Milt Heflin was right out of college when he started working on the Apollo missions at NASA in 1966. His role back then involved recovering the command module when it splashed down in the Pacific after returning from the moon.
“I was a NASA team leader of a contractor team that met the aircraft carrier back in Pearl Harbor. Our job was to take the command module from Apollo 11 off of the carrier. And then this contractor team basically ‘safed’ it for air transport back to the U.S., actually back here to Houston. There were unfired pyrotechnics, explosive devices that had to be ‘safed’. And then the residual fuels on board were purged and taken out of their fuel tanks.”
It wasn’t visible or glamorous work, but Heflin took pride in it. He placed a flag on top of the Apollo 11 capsule during its journey back to Houston, and he still has it today.
“For me it was nice to be a tiny part of the mission, to watch over it, as we brought it all the way back here to the United States. What a wonderful time I’ve had doing that.”
Heflin worked with Armstrong to practice splashdown. The astronauts had to learn how to exit the module, enter a raft, and be lifted into a pick-up helicopter.
Heflin remembers Armstrong as modest and a team player. And that didn’t change even after he became famous.

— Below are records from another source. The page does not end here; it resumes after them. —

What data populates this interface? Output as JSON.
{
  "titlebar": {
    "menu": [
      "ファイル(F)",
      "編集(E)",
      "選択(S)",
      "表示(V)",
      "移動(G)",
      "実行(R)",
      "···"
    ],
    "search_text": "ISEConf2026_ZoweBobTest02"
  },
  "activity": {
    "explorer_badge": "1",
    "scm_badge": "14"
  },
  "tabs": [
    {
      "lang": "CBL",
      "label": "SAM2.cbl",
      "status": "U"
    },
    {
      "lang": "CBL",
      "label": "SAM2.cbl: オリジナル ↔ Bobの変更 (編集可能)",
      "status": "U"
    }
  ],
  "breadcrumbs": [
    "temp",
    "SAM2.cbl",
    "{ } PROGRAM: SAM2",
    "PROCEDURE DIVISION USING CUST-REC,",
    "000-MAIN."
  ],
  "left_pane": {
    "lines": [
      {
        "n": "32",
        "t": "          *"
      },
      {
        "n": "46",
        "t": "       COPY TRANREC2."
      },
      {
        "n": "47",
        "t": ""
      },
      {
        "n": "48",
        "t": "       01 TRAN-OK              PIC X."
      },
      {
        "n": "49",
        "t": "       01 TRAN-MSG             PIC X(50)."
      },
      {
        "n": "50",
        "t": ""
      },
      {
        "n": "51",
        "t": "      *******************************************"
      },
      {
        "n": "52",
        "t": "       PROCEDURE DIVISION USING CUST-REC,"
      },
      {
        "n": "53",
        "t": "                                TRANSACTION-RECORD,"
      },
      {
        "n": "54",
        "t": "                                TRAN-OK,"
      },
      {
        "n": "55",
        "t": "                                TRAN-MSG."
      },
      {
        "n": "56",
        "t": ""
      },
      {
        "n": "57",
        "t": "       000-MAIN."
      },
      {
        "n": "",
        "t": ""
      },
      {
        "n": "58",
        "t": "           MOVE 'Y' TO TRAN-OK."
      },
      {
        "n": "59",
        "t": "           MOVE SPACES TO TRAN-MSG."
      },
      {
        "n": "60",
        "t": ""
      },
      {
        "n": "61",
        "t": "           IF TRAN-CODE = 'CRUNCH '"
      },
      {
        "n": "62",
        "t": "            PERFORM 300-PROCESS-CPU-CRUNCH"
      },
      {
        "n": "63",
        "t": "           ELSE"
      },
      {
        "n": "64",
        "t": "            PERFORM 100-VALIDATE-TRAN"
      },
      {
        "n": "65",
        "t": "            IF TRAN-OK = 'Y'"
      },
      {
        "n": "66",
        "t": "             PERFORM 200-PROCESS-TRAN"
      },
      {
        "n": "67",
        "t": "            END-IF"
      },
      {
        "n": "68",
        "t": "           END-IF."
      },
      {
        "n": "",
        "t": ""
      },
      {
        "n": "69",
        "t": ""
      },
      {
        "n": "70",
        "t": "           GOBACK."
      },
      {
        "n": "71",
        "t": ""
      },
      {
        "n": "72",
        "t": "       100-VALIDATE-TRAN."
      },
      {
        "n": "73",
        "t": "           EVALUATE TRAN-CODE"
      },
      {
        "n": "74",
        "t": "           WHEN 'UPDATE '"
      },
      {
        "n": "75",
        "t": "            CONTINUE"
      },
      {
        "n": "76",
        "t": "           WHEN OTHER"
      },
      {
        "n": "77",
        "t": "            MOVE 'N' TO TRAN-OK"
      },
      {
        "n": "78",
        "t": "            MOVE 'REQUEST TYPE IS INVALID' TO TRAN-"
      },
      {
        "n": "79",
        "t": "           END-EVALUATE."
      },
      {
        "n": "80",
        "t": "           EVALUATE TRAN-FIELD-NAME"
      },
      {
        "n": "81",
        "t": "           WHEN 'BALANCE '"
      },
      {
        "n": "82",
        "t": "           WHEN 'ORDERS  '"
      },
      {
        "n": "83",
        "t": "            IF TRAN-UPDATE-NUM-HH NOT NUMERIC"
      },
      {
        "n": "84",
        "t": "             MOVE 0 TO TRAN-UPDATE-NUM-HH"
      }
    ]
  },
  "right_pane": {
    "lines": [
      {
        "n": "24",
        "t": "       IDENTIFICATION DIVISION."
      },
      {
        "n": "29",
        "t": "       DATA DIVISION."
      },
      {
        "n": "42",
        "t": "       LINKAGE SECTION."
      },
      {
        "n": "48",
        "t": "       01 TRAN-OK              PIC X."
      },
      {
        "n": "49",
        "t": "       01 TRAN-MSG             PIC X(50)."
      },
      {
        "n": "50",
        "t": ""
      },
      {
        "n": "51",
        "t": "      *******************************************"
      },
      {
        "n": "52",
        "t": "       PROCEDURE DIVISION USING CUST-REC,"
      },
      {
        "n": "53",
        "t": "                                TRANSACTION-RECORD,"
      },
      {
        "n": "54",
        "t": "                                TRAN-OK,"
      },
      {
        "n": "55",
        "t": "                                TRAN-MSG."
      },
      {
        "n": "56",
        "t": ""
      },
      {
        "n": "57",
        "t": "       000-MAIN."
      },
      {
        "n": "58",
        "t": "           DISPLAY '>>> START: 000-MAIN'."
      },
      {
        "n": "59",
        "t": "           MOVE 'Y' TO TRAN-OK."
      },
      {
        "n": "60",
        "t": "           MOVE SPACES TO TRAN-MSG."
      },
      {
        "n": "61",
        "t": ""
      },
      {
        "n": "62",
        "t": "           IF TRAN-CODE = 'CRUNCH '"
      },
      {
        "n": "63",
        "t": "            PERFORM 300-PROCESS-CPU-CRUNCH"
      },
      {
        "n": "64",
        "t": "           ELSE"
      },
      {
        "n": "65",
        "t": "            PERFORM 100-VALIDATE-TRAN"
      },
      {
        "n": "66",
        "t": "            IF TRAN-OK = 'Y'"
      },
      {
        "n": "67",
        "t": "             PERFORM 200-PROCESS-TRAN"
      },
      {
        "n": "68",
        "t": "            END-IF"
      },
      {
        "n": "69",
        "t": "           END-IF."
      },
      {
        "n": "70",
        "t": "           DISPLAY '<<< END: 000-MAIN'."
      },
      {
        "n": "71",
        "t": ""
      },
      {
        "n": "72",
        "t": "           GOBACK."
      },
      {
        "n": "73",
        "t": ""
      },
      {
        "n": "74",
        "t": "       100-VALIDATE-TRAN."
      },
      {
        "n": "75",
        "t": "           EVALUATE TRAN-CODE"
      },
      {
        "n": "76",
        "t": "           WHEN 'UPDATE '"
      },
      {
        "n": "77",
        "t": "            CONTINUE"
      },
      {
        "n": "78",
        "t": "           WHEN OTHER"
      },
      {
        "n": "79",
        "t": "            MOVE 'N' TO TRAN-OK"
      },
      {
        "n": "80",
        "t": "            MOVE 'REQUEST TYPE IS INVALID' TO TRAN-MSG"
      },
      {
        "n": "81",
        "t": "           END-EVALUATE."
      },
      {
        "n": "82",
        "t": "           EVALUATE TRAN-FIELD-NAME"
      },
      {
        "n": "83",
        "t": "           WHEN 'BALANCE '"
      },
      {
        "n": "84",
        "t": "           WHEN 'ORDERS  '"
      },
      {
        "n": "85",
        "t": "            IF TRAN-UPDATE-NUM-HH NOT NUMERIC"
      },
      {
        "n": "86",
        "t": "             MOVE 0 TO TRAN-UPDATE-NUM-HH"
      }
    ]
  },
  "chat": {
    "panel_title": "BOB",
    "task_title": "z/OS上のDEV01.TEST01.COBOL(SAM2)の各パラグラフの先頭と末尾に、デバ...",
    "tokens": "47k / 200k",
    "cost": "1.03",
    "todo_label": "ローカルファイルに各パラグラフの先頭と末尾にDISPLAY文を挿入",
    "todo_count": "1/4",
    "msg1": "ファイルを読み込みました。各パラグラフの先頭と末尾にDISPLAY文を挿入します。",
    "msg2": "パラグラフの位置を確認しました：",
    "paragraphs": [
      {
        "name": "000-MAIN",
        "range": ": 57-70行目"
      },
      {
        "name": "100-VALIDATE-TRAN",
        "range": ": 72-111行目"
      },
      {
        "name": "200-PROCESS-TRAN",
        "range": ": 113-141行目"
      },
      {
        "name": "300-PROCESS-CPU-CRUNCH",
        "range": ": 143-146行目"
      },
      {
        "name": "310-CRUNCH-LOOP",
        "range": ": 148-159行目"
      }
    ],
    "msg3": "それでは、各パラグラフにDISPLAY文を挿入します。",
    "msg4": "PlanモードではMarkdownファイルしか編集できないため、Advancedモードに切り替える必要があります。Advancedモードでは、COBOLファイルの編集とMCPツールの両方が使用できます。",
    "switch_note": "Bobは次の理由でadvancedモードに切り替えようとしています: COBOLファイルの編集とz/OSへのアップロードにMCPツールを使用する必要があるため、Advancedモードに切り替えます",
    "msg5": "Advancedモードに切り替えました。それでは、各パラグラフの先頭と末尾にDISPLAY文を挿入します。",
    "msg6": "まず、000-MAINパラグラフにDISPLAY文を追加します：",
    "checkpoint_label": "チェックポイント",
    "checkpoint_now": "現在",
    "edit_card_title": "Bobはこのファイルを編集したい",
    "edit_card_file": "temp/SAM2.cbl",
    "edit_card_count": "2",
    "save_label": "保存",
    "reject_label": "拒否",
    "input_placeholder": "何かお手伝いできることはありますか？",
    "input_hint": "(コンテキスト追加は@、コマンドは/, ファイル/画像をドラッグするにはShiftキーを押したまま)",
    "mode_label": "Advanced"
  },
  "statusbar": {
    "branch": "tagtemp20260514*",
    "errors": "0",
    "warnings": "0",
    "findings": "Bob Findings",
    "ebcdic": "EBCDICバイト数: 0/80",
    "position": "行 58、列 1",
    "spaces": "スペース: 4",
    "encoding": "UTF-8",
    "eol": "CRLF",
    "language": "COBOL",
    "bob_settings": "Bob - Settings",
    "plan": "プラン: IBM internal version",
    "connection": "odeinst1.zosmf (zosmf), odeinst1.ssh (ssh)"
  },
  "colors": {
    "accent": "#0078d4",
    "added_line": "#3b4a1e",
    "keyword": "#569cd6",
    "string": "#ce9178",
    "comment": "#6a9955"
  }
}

“He was still a very reserved, very private person, but given the opportunity to talk about what he did. It wasn’t about Neil Armstrong. It was about what we, the team, accomplished.”
Heflin says it makes sense that Armstrong’s death seemed like a surprise, because he wasn’t the type to trumpet his illness or private life.
Heflin is now 69 years old and an associate director at the Johnson Space Center. He disagrees with people who say the era of heroic astronauts is over. He says he meets many younger NASA employees who remind him of Armstrong:
“They got the same fire in the belly to do this kind of work today. They’re around; they’re here. You’ve got to unleash them. Don’t hold them back; let them go do the great things.”
Heflin says what’s holding them back is NASA funding that is held hostage to political cycles and budget fights.
He says space missions take years to plan, and Americans must step up and provide long-term support to accomplish them.
From the KUHF Health and Science Desk, I’m Carrie Feibel.
Flags fly at half-mast at the Johnson Space Center to memorialize astronaut Neil Armstrong, who died Aug. 25 at age 82.